## [Action item]
The response should consist only of the lines from the one with "Extract the structured" to the end of the data below, copied exactly and without pictures.

## [Raw data]
+ + +

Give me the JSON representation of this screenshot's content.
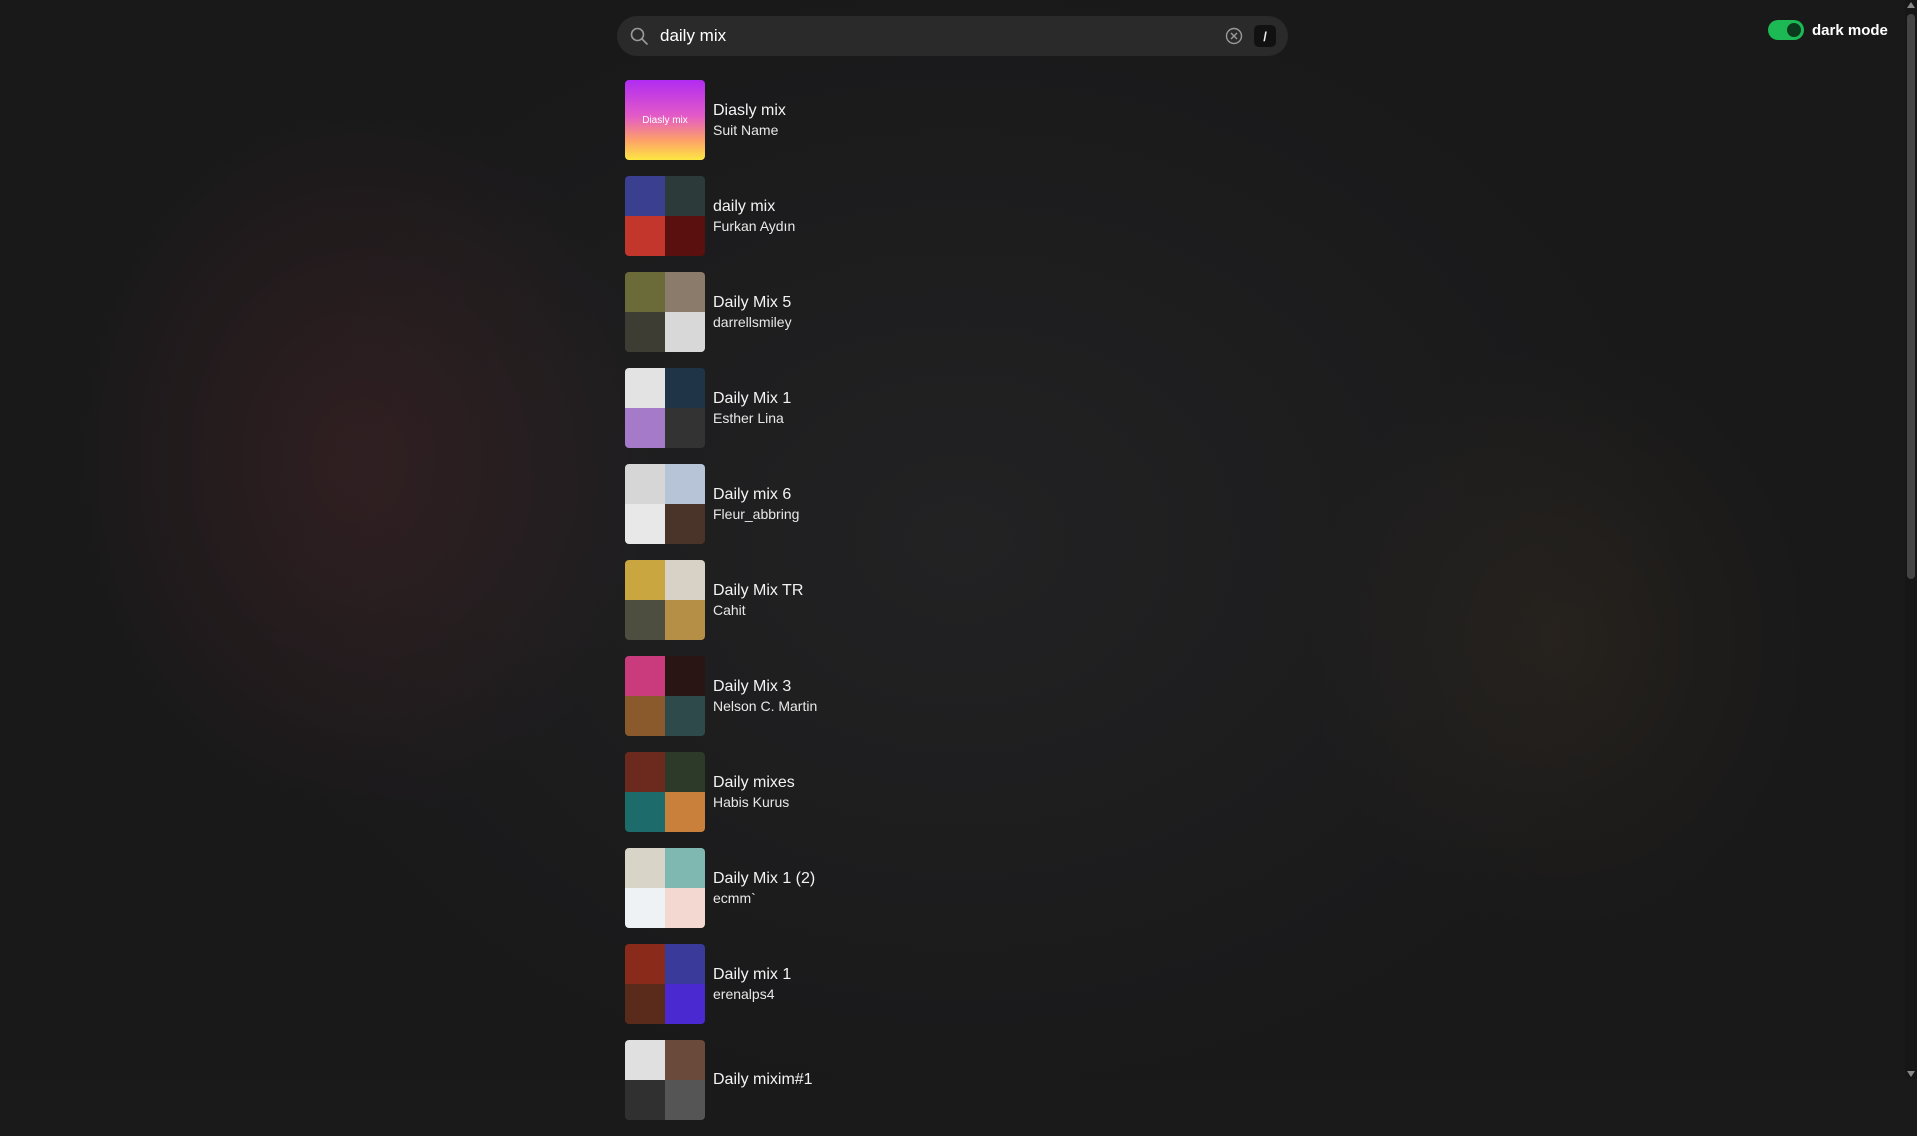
{
  "search": {
    "value": "daily mix",
    "slash_key": "/"
  },
  "dark_mode": {
    "label": "dark mode",
    "enabled": true,
    "accent": "#1db954"
  },
  "results": [
    {
      "title": "Diasly mix",
      "owner": "Suit Name",
      "cover_text": "Diasly mix",
      "cover": "single",
      "colors": [
        "#b12cf2",
        "#fde742"
      ]
    },
    {
      "title": "daily mix",
      "owner": "Furkan Aydın",
      "cover": "grid",
      "colors": [
        "#3b3f8f",
        "#2c3a3a",
        "#c2362b",
        "#5b1010"
      ]
    },
    {
      "title": "Daily Mix 5",
      "owner": "darrellsmiley",
      "cover": "grid",
      "colors": [
        "#6b6b3a",
        "#8a7b6a",
        "#3d3d33",
        "#d8d8d8"
      ]
    },
    {
      "title": "Daily Mix 1",
      "owner": "Esther Lina",
      "cover": "grid",
      "colors": [
        "#e3e3e3",
        "#1f3446",
        "#a57ac8",
        "#333333"
      ]
    },
    {
      "title": "Daily mix 6",
      "owner": "Fleur_abbring",
      "cover": "grid",
      "colors": [
        "#d6d6d6",
        "#b7c3d6",
        "#e8e8e8",
        "#4a3328"
      ]
    },
    {
      "title": "Daily Mix TR",
      "owner": "Cahit",
      "cover": "grid",
      "colors": [
        "#c9a640",
        "#d8d2c6",
        "#4d4d40",
        "#b68f47"
      ]
    },
    {
      "title": "Daily Mix 3",
      "owner": "Nelson C. Martin",
      "cover": "grid",
      "colors": [
        "#c93b7c",
        "#2a1515",
        "#8a5a2c",
        "#2f4a4a"
      ]
    },
    {
      "title": "Daily mixes",
      "owner": "Habis Kurus",
      "cover": "grid",
      "colors": [
        "#6b2a1d",
        "#2d3a2a",
        "#1d6b6b",
        "#c8803a"
      ]
    },
    {
      "title": "Daily Mix 1 (2)",
      "owner": "ecmm`",
      "cover": "grid",
      "colors": [
        "#d9d4c8",
        "#7fb8b0",
        "#eef2f5",
        "#f2d8d0"
      ]
    },
    {
      "title": "Daily mix 1",
      "owner": "erenalps4",
      "cover": "grid",
      "colors": [
        "#8a2a1a",
        "#3a3a9a",
        "#5a2a1a",
        "#4a2ad0"
      ]
    },
    {
      "title": "Daily mixim#1",
      "owner": "",
      "cover": "grid",
      "colors": [
        "#e0e0e0",
        "#6a4a3a",
        "#303030",
        "#555555"
      ]
    }
  ]
}
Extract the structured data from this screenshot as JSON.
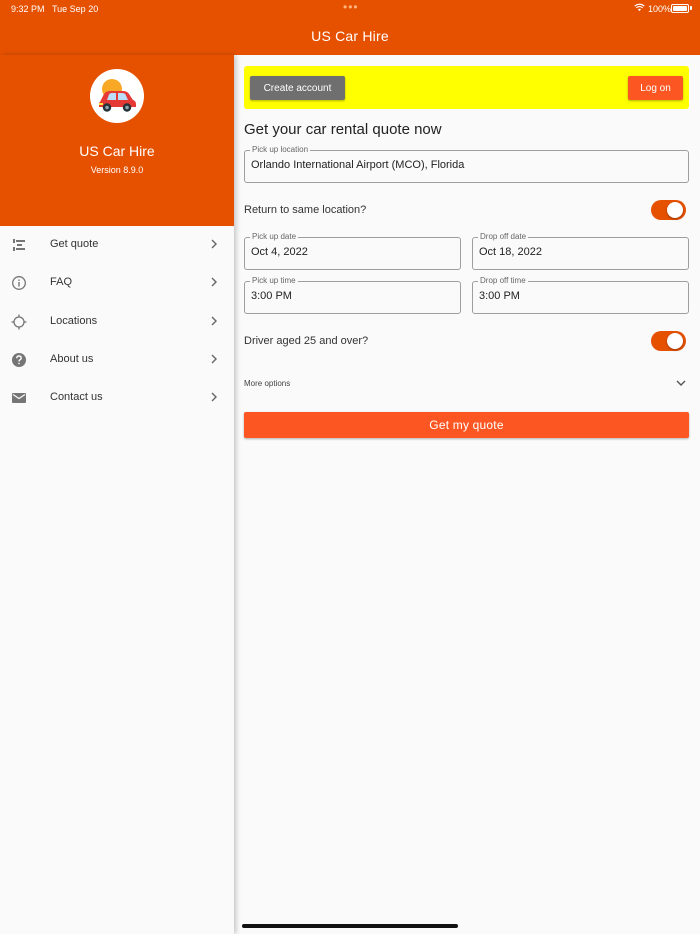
{
  "status_bar": {
    "time": "9:32 PM",
    "date": "Tue Sep 20",
    "battery": "100%"
  },
  "app_bar": {
    "title": "US Car Hire"
  },
  "drawer": {
    "app_name": "US Car Hire",
    "version": "Version 8.9.0",
    "items": [
      {
        "label": "Get quote",
        "icon": "quote-icon"
      },
      {
        "label": "FAQ",
        "icon": "info-icon"
      },
      {
        "label": "Locations",
        "icon": "gps-icon"
      },
      {
        "label": "About us",
        "icon": "help-icon"
      },
      {
        "label": "Contact us",
        "icon": "mail-icon"
      }
    ]
  },
  "account_banner": {
    "create_label": "Create account",
    "logon_label": "Log on"
  },
  "form": {
    "heading": "Get your car rental quote now",
    "pickup_location": {
      "label": "Pick up location",
      "value": "Orlando International Airport (MCO), Florida"
    },
    "return_same": {
      "label": "Return to same location?",
      "on": true
    },
    "pickup_date": {
      "label": "Pick up date",
      "value": "Oct 4, 2022"
    },
    "dropoff_date": {
      "label": "Drop off date",
      "value": "Oct 18, 2022"
    },
    "pickup_time": {
      "label": "Pick up time",
      "value": "3:00 PM"
    },
    "dropoff_time": {
      "label": "Drop off time",
      "value": "3:00 PM"
    },
    "driver_age": {
      "label": "Driver aged 25 and over?",
      "on": true
    },
    "more_options": "More options",
    "submit_label": "Get my quote"
  },
  "colors": {
    "primary": "#e65100",
    "accent": "#fc5722",
    "banner": "#ffff00",
    "secondary_button": "#6f6f6f"
  }
}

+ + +

## [Solved problem]
Extract the structured data from this screenshot as JSON.
{
  "status_bar": {
    "time": "9:32 PM",
    "date": "Tue Sep 20",
    "battery": "100%"
  },
  "app_bar": {
    "title": "US Car Hire"
  },
  "drawer": {
    "app_name": "US Car Hire",
    "version": "Version 8.9.0",
    "items": [
      {
        "label": "Get quote",
        "icon": "quote-icon"
      },
      {
        "label": "FAQ",
        "icon": "info-icon"
      },
      {
        "label": "Locations",
        "icon": "gps-icon"
      },
      {
        "label": "About us",
        "icon": "help-icon"
      },
      {
        "label": "Contact us",
        "icon": "mail-icon"
      }
    ]
  },
  "account_banner": {
    "create_label": "Create account",
    "logon_label": "Log on"
  },
  "form": {
    "heading": "Get your car rental quote now",
    "pickup_location": {
      "label": "Pick up location",
      "value": "Orlando International Airport (MCO), Florida"
    },
    "return_same": {
      "label": "Return to same location?",
      "on": true
    },
    "pickup_date": {
      "label": "Pick up date",
      "value": "Oct 4, 2022"
    },
    "dropoff_date": {
      "label": "Drop off date",
      "value": "Oct 18, 2022"
    },
    "pickup_time": {
      "label": "Pick up time",
      "value": "3:00 PM"
    },
    "dropoff_time": {
      "label": "Drop off time",
      "value": "3:00 PM"
    },
    "driver_age": {
      "label": "Driver aged 25 and over?",
      "on": true
    },
    "more_options": "More options",
    "submit_label": "Get my quote"
  },
  "colors": {
    "primary": "#e65100",
    "accent": "#fc5722",
    "banner": "#ffff00",
    "secondary_button": "#6f6f6f"
  }
}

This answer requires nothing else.